12 January 2024

Drought is increasingly threatening Caribbean islands. If we want to measure, anticipate and mitigate its effects, a U.S. study notes, we need to rely on a new index

by Matteo Cavallito

 

Caribbean islands are particularly prone to flash drought, the phenomenon of sudden water shortage that is made increasingly common by climate change. Preventing and measuring this kind of event, however, requires the use of a peculiar method based on a new indicator, a U.S. study says.

“The tropics have extremely intense solar radiation, so atmospheric processes tend to be expedited,” Craig Ramseyer, a professor at the same polytechnic institute and co-author of the study with colleague Paul Miller of the Department of Oceanography at Louisiana State University, said in a note published by Virginia Tech. “Despite often receiving daily rainfall, island ecosystems are particularly vulnerable to drought conditions.”

A new index to measure drought

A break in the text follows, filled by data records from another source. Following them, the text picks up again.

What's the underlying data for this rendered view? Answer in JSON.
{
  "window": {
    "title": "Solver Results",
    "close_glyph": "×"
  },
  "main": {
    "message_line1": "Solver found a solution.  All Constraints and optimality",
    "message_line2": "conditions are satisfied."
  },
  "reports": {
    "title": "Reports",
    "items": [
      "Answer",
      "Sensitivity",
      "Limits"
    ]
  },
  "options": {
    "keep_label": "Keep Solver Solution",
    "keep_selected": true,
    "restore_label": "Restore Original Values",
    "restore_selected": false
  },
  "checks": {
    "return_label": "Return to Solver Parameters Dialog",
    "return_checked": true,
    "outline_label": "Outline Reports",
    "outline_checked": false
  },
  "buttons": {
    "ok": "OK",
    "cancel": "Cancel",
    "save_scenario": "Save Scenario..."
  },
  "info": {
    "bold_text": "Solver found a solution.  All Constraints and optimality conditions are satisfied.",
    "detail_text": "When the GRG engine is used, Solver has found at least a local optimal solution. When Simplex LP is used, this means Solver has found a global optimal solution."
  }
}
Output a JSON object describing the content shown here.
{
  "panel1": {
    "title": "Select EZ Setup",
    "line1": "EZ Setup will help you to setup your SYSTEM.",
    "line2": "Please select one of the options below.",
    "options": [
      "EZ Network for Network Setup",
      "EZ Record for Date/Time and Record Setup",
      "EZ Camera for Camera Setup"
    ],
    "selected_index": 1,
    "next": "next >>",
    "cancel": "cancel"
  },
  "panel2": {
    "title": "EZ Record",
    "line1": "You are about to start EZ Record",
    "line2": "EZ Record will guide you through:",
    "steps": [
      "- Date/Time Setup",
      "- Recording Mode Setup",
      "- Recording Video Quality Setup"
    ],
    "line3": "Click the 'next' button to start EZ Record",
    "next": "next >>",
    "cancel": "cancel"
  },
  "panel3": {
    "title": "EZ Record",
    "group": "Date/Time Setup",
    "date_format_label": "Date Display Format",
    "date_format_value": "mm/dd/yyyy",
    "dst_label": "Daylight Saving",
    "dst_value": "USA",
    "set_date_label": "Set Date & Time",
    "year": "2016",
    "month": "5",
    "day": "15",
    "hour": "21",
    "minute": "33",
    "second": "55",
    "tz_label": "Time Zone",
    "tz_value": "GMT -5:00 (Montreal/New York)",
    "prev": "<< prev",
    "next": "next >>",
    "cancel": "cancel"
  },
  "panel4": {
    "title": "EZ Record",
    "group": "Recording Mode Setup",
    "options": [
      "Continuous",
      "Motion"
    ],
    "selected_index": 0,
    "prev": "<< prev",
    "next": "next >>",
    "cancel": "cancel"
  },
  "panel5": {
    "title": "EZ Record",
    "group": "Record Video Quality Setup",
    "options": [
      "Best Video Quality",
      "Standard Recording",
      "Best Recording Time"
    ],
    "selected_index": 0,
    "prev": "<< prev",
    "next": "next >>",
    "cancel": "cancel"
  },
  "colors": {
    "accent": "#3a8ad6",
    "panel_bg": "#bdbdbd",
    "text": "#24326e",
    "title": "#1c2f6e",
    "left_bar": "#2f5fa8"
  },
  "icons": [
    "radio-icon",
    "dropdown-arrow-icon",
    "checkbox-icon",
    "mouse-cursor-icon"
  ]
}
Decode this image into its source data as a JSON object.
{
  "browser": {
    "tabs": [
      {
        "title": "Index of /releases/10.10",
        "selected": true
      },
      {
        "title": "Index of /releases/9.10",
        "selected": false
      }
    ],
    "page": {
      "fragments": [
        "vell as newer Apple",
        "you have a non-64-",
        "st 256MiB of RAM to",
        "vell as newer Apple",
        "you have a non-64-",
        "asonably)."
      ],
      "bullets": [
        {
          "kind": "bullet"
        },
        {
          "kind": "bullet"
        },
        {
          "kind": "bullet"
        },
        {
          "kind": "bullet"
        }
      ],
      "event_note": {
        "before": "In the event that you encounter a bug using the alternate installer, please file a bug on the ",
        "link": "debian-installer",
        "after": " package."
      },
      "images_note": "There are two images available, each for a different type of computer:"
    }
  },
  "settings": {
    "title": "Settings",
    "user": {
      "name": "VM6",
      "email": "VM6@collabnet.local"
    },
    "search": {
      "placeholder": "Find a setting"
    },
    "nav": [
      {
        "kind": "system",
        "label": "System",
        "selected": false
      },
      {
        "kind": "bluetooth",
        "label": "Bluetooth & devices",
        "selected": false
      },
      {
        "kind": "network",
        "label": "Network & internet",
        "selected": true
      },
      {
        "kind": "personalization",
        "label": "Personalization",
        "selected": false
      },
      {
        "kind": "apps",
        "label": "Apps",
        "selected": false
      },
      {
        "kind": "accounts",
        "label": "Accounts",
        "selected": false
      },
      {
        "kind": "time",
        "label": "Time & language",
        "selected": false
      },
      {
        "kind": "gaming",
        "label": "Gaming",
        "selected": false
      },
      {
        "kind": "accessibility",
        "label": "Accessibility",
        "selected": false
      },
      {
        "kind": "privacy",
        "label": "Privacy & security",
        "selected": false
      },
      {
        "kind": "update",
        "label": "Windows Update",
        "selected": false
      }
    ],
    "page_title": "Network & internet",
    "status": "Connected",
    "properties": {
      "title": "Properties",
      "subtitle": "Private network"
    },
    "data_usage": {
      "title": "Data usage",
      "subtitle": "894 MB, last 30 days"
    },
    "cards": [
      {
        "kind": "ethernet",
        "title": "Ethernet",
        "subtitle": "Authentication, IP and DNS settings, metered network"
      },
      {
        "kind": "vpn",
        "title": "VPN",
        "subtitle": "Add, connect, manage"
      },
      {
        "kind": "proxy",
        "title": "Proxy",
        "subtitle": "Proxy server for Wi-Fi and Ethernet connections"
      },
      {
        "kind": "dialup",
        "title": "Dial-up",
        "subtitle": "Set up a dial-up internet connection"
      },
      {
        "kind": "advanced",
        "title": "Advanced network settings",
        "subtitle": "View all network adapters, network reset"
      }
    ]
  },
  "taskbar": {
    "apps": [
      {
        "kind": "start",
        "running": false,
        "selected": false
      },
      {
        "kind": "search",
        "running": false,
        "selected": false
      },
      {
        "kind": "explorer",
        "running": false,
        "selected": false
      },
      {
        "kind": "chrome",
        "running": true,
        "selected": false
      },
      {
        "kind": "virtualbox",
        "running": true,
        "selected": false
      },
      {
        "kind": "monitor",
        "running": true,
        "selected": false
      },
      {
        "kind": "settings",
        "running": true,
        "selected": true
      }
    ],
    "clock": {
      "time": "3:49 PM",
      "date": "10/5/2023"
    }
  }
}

In the study. published in the Journal of Hydrometeorology, the authors used a new index to measure atmospheric moisture demand to identify hazardous conditions. So-called evaporative demand, said Miller quoted in the statement, “is a measure of how thirsty the atmosphere is and how much moisture it can collect from soil or plant matter.”

The indicator, called EDDI or Evaporative demand drought index, is an alternative to traditional measurements of soil moisture. Which, the authors note, are poorly suited to conditions on Caribbean islands.

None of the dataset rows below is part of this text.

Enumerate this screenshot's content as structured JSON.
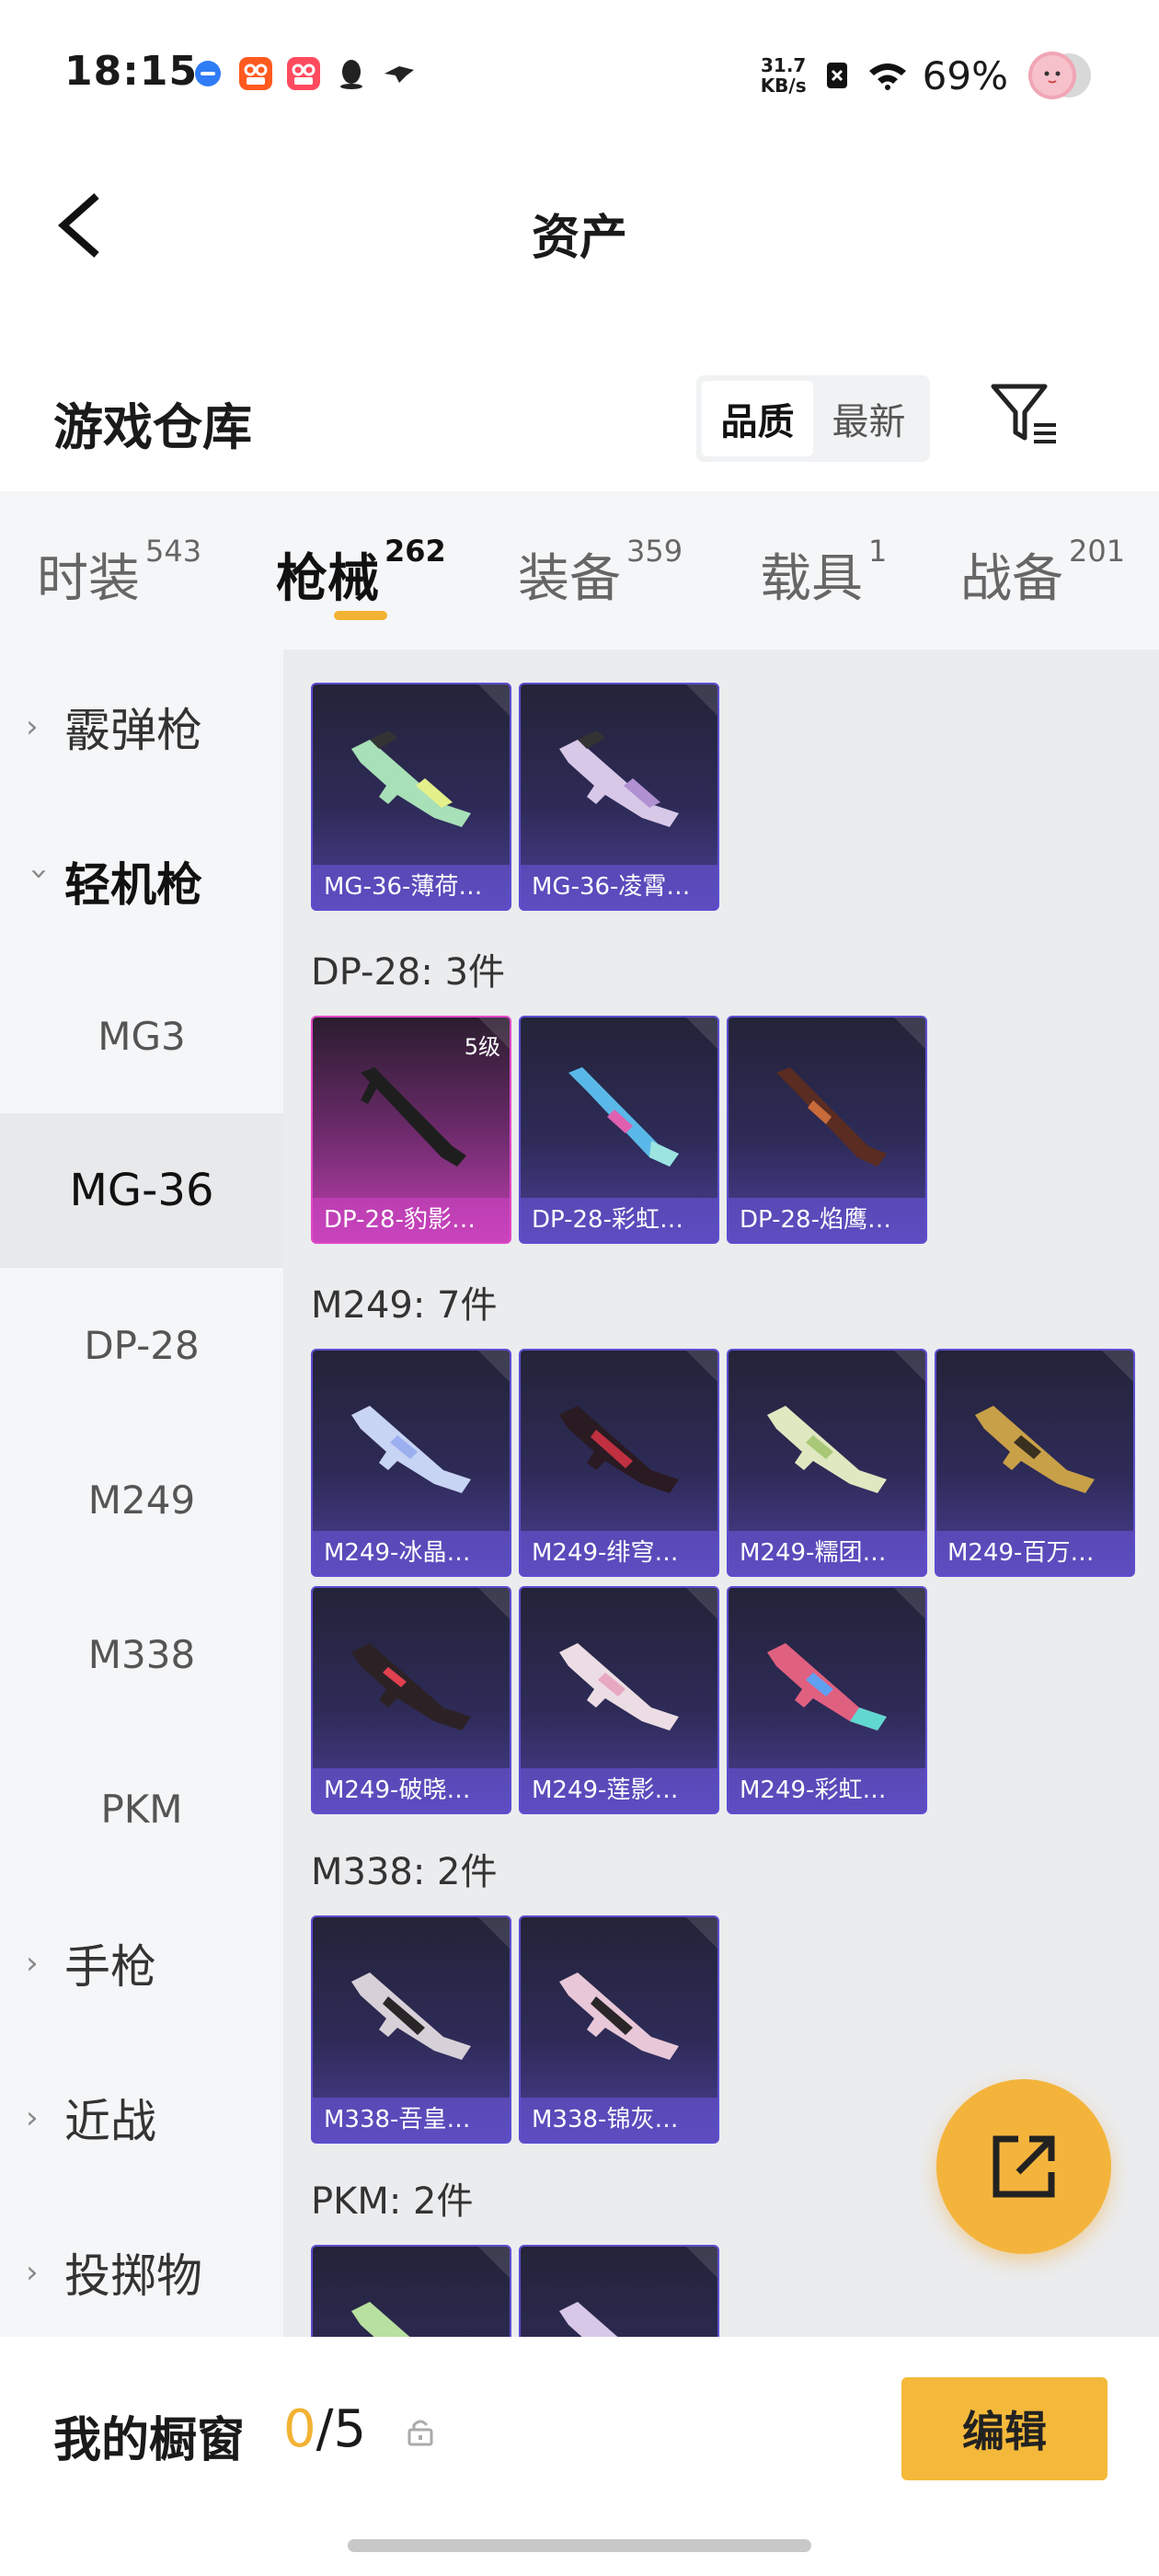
{
  "status_bar": {
    "time": "18:15",
    "speed_top": "31.7",
    "speed_bottom": "KB/s",
    "battery": "69%"
  },
  "header": {
    "title": "资产"
  },
  "warehouse": {
    "title": "游戏仓库",
    "sort_options": [
      "品质",
      "最新"
    ],
    "sort_selected": "品质"
  },
  "tabs": [
    {
      "label": "时装",
      "count": "543"
    },
    {
      "label": "枪械",
      "count": "262",
      "active": true
    },
    {
      "label": "装备",
      "count": "359"
    },
    {
      "label": "载具",
      "count": "1"
    },
    {
      "label": "战备",
      "count": "201"
    }
  ],
  "left_nav": {
    "shotgun": "霰弹枪",
    "lmg": "轻机枪",
    "lmg_subs": [
      "MG3",
      "MG-36",
      "DP-28",
      "M249",
      "M338",
      "PKM"
    ],
    "active_sub": "MG-36",
    "pistol": "手枪",
    "melee": "近战",
    "throwable": "投掷物"
  },
  "sections": {
    "mg36_items": [
      "MG-36-薄荷…",
      "MG-36-凌霄…"
    ],
    "dp28_title": "DP-28: 3件",
    "dp28_items": [
      "DP-28-豹影…",
      "DP-28-彩虹…",
      "DP-28-焰鹰…"
    ],
    "dp28_level": "5级",
    "m249_title": "M249: 7件",
    "m249_items": [
      "M249-冰晶…",
      "M249-绯穹…",
      "M249-糯团…",
      "M249-百万…",
      "M249-破晓…",
      "M249-莲影…",
      "M249-彩虹…"
    ],
    "m338_title": "M338: 2件",
    "m338_items": [
      "M338-吾皇…",
      "M338-锦灰…"
    ],
    "pkm_title": "PKM: 2件"
  },
  "bottom": {
    "label": "我的橱窗",
    "current": "0",
    "total": "/5",
    "edit": "编辑"
  },
  "colors": {
    "accent": "#f4b93a",
    "card_purple": "#4a3f96",
    "card_pink": "#c040b0"
  }
}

“A lot of drought observation is based on soil moisture, but in tropical environments, a decline in soil moisture is a response to other things that have already happened so you’re further down in the chain of events,” Ramseyer said. “We can mitigate a lot of losses in, say, agriculture, by being able to forecast sudden, anomalous increases in evaporative demand.”

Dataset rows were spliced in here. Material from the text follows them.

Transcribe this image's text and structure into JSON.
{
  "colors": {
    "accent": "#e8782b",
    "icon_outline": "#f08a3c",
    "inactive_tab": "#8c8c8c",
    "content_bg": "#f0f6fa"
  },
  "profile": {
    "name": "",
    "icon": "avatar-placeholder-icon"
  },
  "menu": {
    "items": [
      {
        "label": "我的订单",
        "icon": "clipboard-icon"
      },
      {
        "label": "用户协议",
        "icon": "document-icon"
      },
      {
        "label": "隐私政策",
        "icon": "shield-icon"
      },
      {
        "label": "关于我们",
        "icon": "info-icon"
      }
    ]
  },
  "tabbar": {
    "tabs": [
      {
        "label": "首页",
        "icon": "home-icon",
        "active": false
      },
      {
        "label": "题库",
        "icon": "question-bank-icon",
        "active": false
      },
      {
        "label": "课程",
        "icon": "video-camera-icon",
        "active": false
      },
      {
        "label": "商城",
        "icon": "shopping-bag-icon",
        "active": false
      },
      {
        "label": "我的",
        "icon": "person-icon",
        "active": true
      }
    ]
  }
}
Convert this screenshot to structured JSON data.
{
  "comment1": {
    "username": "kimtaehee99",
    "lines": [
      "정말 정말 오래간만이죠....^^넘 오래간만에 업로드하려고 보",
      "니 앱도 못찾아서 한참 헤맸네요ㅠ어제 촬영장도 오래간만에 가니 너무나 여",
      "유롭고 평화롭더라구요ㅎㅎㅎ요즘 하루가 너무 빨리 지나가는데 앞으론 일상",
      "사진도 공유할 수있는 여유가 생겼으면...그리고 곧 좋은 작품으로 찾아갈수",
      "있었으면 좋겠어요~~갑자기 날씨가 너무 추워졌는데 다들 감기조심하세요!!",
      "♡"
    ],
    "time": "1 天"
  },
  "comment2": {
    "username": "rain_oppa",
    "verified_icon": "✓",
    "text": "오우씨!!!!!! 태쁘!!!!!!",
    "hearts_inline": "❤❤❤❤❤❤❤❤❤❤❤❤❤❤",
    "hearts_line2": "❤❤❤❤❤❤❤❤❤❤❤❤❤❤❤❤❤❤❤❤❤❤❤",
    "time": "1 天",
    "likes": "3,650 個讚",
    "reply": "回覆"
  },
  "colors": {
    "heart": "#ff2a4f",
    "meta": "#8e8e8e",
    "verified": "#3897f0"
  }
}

The research

The study analyzed 40 years of data highlighting the high frequency of flash drought that has historically occurred at different times of the year, not just during typical dry seasons. With the new index, the study notes, “a high-resolution spatiotemporal analysis of flash drought can be performed across the entire Caribbean region, no longer being constrained to coarser gridded datasets and/or the sparsely distributed long-term observation datasets in the region.”

EDDI, in particular, identified 46 ‘outbreaks’ of flash drought during which “significant fractions of the pan-Caribbean encounter rapid drying over 15 days and then maintain this condition for another 15 days.”

The data set, moreover, “reveals a tendency for flash drought to assume recurring typologies concentrated in one of the Central American, South American, or Greater Antilles coastlines, although a simultaneous, Caribbean-wide drought is never observed within the period examined.”

Preventing damage to agriculture and more

The results of the study, the research concludes, “indicate that flash droughts occur with regular periodicity in the Caribbean. Expansive flash droughts tend to occur in coherent subregional clusters. Future studies will further investigate the drivers of these flash droughts to create early warning systems for flash drought.” This may make it possible to more effectively prevent these phenomena.

The increasing frequency of flood and drought events linked to climate change makes the ability to take action to limit their consequences even more important. The impact of drought, the authors remind, obviously affects agriculture but also tropical ecosystems. Moreover, access to fresh water is a necessity for both residents and the tourism industry, which remains a key element of the local economy.